Directions
Look through the listing below and give the number of lines that hold "icon". Say nothing more.

---------------

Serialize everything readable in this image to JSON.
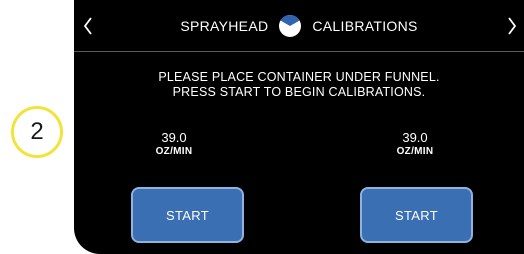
{
  "step_callout": {
    "number": "2"
  },
  "header": {
    "title_left": "SPRAYHEAD",
    "title_right": "CALIBRATIONS",
    "back_icon": "chevron-left-icon",
    "next_icon": "chevron-right-icon",
    "sprayhead_icon": "sprayhead-icon"
  },
  "instructions": {
    "line1": "PLEASE PLACE CONTAINER UNDER FUNNEL.",
    "line2": "PRESS START TO BEGIN CALIBRATIONS."
  },
  "sprayheads": [
    {
      "value": "39.0",
      "unit": "OZ/MIN",
      "button_label": "START"
    },
    {
      "value": "39.0",
      "unit": "OZ/MIN",
      "button_label": "START"
    }
  ],
  "colors": {
    "screen_background": "#000000",
    "button_fill": "#3b6fb4",
    "button_border": "#8fb2de",
    "callout_ring": "#f2e33a"
  }
}
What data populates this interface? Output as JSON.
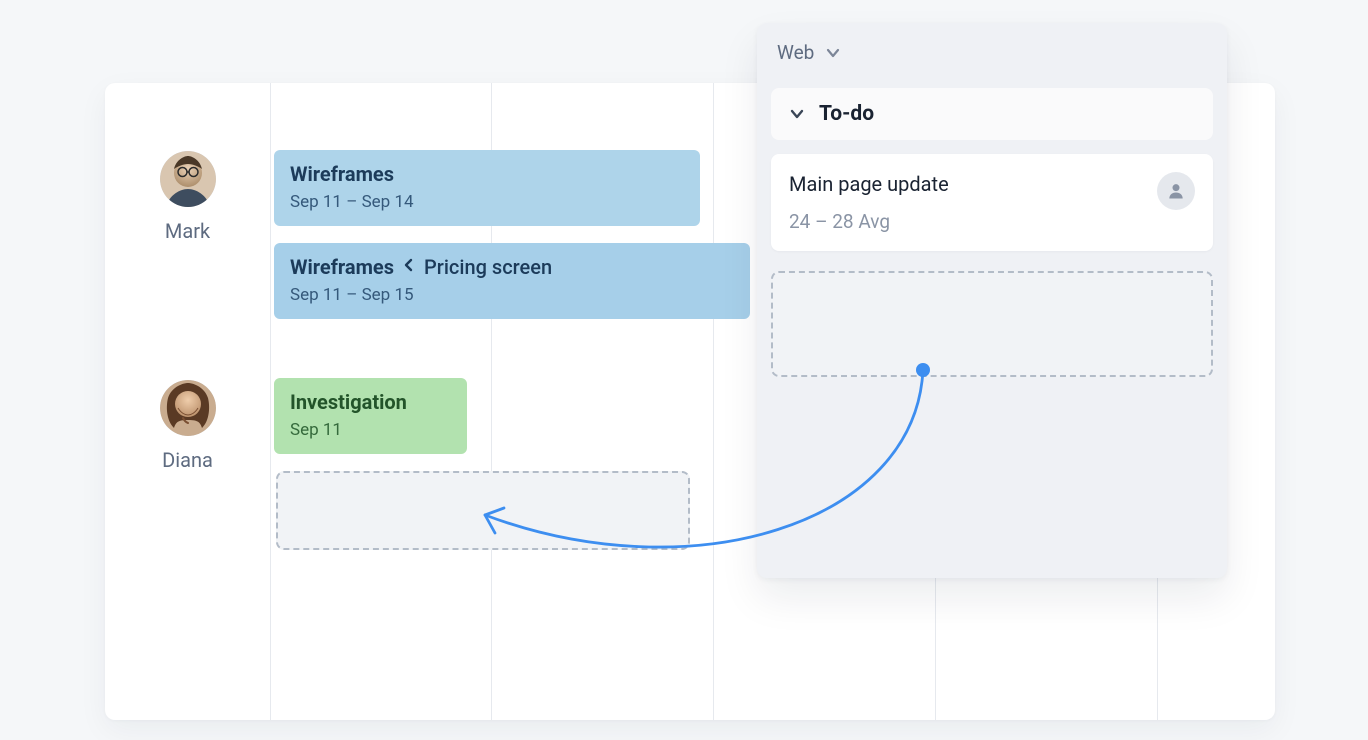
{
  "timeline": {
    "people": [
      {
        "name": "Mark"
      },
      {
        "name": "Diana"
      }
    ],
    "tasks": [
      {
        "title": "Wireframes",
        "date_label": "Sep 11 – Sep 14",
        "parent": null
      },
      {
        "title": "Wireframes",
        "date_label": "Sep 11 – Sep 15",
        "parent": "Pricing screen"
      },
      {
        "title": "Investigation",
        "date_label": "Sep 11",
        "parent": null
      }
    ]
  },
  "panel": {
    "header_label": "Web",
    "section_label": "To-do",
    "card": {
      "title": "Main page update",
      "date_label": "24 – 28 Avg"
    }
  }
}
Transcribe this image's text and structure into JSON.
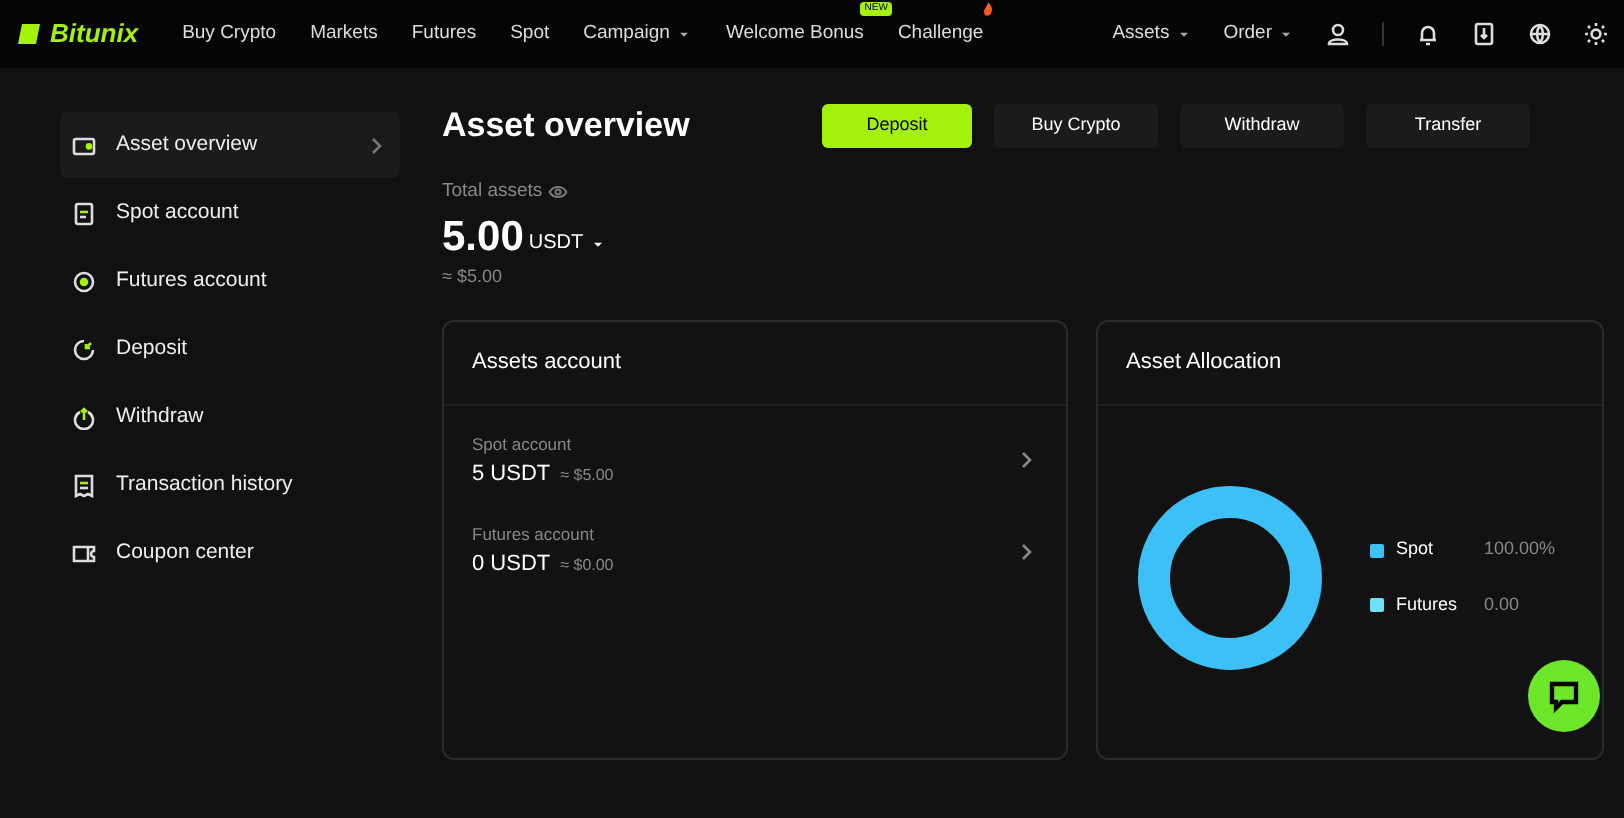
{
  "brand": "Bitunix",
  "nav": [
    {
      "label": "Buy Crypto"
    },
    {
      "label": "Markets"
    },
    {
      "label": "Futures"
    },
    {
      "label": "Spot"
    },
    {
      "label": "Campaign",
      "dropdown": true
    },
    {
      "label": "Welcome Bonus",
      "badge": "NEW"
    },
    {
      "label": "Challenge",
      "hot": true
    }
  ],
  "nav_right": [
    {
      "label": "Assets",
      "dropdown": true
    },
    {
      "label": "Order",
      "dropdown": true
    }
  ],
  "sidebar": [
    {
      "label": "Asset overview",
      "kind": "wallet",
      "selected": true
    },
    {
      "label": "Spot account",
      "kind": "doc",
      "selected": false
    },
    {
      "label": "Futures account",
      "kind": "target",
      "selected": false
    },
    {
      "label": "Deposit",
      "kind": "deposit",
      "selected": false
    },
    {
      "label": "Withdraw",
      "kind": "withdraw",
      "selected": false
    },
    {
      "label": "Transaction history",
      "kind": "receipt",
      "selected": false
    },
    {
      "label": "Coupon center",
      "kind": "coupon",
      "selected": false
    }
  ],
  "title": "Asset overview",
  "actions": [
    {
      "label": "Deposit",
      "primary": true
    },
    {
      "label": "Buy Crypto",
      "primary": false
    },
    {
      "label": "Withdraw",
      "primary": false
    },
    {
      "label": "Transfer",
      "primary": false
    }
  ],
  "total": {
    "label": "Total assets",
    "amount": "5.00",
    "unit": "USDT",
    "fiat": "≈ $5.00"
  },
  "accounts": {
    "title": "Assets account",
    "items": [
      {
        "name": "Spot account",
        "amount": "5 USDT",
        "fiat": "≈ $5.00"
      },
      {
        "name": "Futures account",
        "amount": "0 USDT",
        "fiat": "≈ $0.00"
      }
    ]
  },
  "allocation": {
    "title": "Asset Allocation",
    "legend": [
      {
        "name": "Spot",
        "value": "100.00%",
        "color": "#3cc0f5"
      },
      {
        "name": "Futures",
        "value": "0.00",
        "color": "#6fe0f5"
      }
    ]
  }
}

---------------

Written response
3